When you hear the name Mahalia Jackson, it’s likely that fried chicken is not the first thing that comes to mind. Born on October 26, 1911 in New Orleans, Jackson is well-known for her powerful voice that amplified the gospel scene and her involvement in the civil rights movement. Mahalia’s love for music began at the young age of 4 years old in the Mount Moriah Baptist Church where she began singing professionally. Although she was raised in a more conservative congregation she was heavily influenced by the secular sounds of artists like Bessie Smith and Ma Rainey.
Mahalia’s love of food was always prevalent and anyone close to her knew that she put faith and love into her food. Inspired by the success of the Kentucky Fried Chicken franchises, Dr. Benjamin Hooks and his brother Henry and State representative A.W. Willis Jr. in Memphis tried to implement the same formula to their own chain of restaurants. As a huge supporter of Black businesses and an avid chef with her own recipe for fried chicken, Jackson agreed to being affiliated.
Opening for the first time in 1968, these restaurants were owned and worked solely by blacks. Reconstructing kitchen work from personal pleasure to a way to entertain and better the communities they served, this endeavor was an important landmark in entrepreneurship in the black communities. The menu included traditional fried chicken and catfish along with snacks and sides. In addition, they sold a soul bowl consisting of rice, chicken giblets, and gravy. By the early ’70s, there were around 5 locations in her adopted hometown of Chicago.
In an attempt to create more economically independent black businesses and build better opportunities, workers were offered healthcare, life insurance, and paid vacations. This was not merely a business opportunity as it established economic independence.
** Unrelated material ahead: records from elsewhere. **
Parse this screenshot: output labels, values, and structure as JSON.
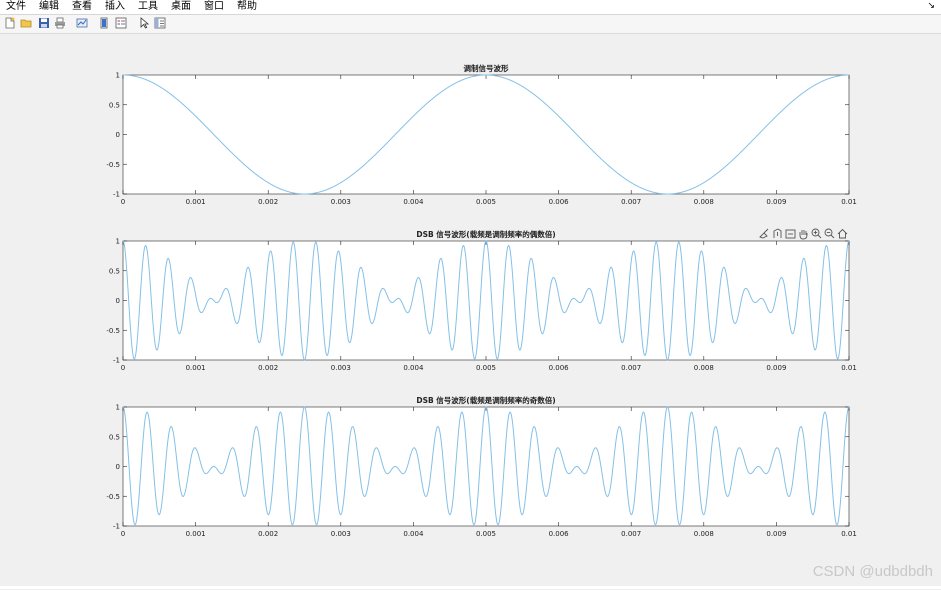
{
  "menu": [
    "文件",
    "编辑",
    "查看",
    "插入",
    "工具",
    "桌面",
    "窗口",
    "帮助"
  ],
  "menu_arrow": "↘",
  "toolbar_icons": [
    "new-file-icon",
    "open-folder-icon",
    "save-icon",
    "print-icon",
    "link-plot-icon",
    "insert-colorbar-icon",
    "insert-legend-icon",
    "pointer-icon",
    "property-editor-icon"
  ],
  "axes_toolbar_icons": [
    "brush-icon",
    "data-tips-icon",
    "export-icon",
    "pan-hand-icon",
    "zoom-in-icon",
    "zoom-out-icon",
    "home-icon"
  ],
  "watermark": "CSDN @udbdbdh",
  "colors": {
    "line": "#84c0e8",
    "axes_bg": "#ffffff",
    "figure_bg": "#f0f0f0"
  },
  "chart_data": [
    {
      "type": "line",
      "title": "调制信号波形",
      "xlim": [
        0,
        0.01
      ],
      "ylim": [
        -1,
        1
      ],
      "xticks": [
        "0",
        "0.001",
        "0.002",
        "0.003",
        "0.004",
        "0.005",
        "0.006",
        "0.007",
        "0.008",
        "0.009",
        "0.01"
      ],
      "yticks": [
        "-1",
        "-0.5",
        "0",
        "0.5",
        "1"
      ],
      "series": [
        {
          "function": "cos(2*pi*fm*t)",
          "fm_hz": 200
        }
      ]
    },
    {
      "type": "line",
      "title": "DSB 信号波形(载频是调制频率的偶数倍)",
      "xlim": [
        0,
        0.01
      ],
      "ylim": [
        -1,
        1
      ],
      "xticks": [
        "0",
        "0.001",
        "0.002",
        "0.003",
        "0.004",
        "0.005",
        "0.006",
        "0.007",
        "0.008",
        "0.009",
        "0.01"
      ],
      "yticks": [
        "-1",
        "-0.5",
        "0",
        "0.5",
        "1"
      ],
      "series": [
        {
          "function": "cos(2*pi*fm*t)*cos(2*pi*fc*t)",
          "fm_hz": 200,
          "fc_hz": 3200
        }
      ]
    },
    {
      "type": "line",
      "title": "DSB 信号波形(载频是调制频率的奇数倍)",
      "xlim": [
        0,
        0.01
      ],
      "ylim": [
        -1,
        1
      ],
      "xticks": [
        "0",
        "0.001",
        "0.002",
        "0.003",
        "0.004",
        "0.005",
        "0.006",
        "0.007",
        "0.008",
        "0.009",
        "0.01"
      ],
      "yticks": [
        "-1",
        "-0.5",
        "0",
        "0.5",
        "1"
      ],
      "series": [
        {
          "function": "cos(2*pi*fm*t)*cos(2*pi*fc*t)",
          "fm_hz": 200,
          "fc_hz": 3000
        }
      ]
    }
  ]
}
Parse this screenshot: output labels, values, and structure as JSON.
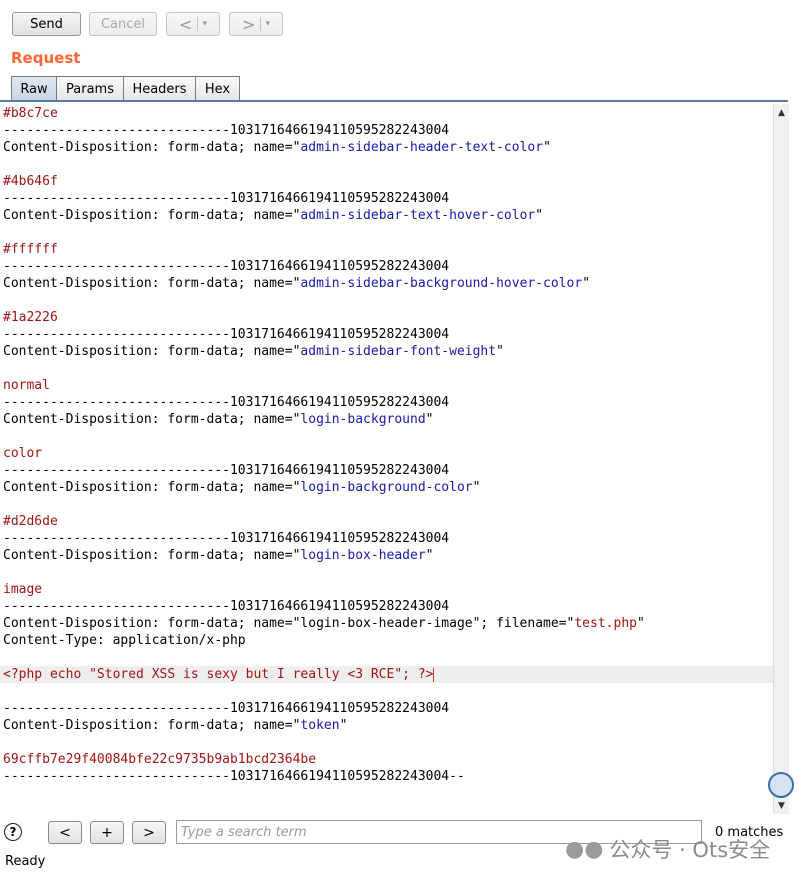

Although the idea behind the franchises was viable, it was short-lived, as the last restaurant closed in 2008 in Nashville, Tennessee.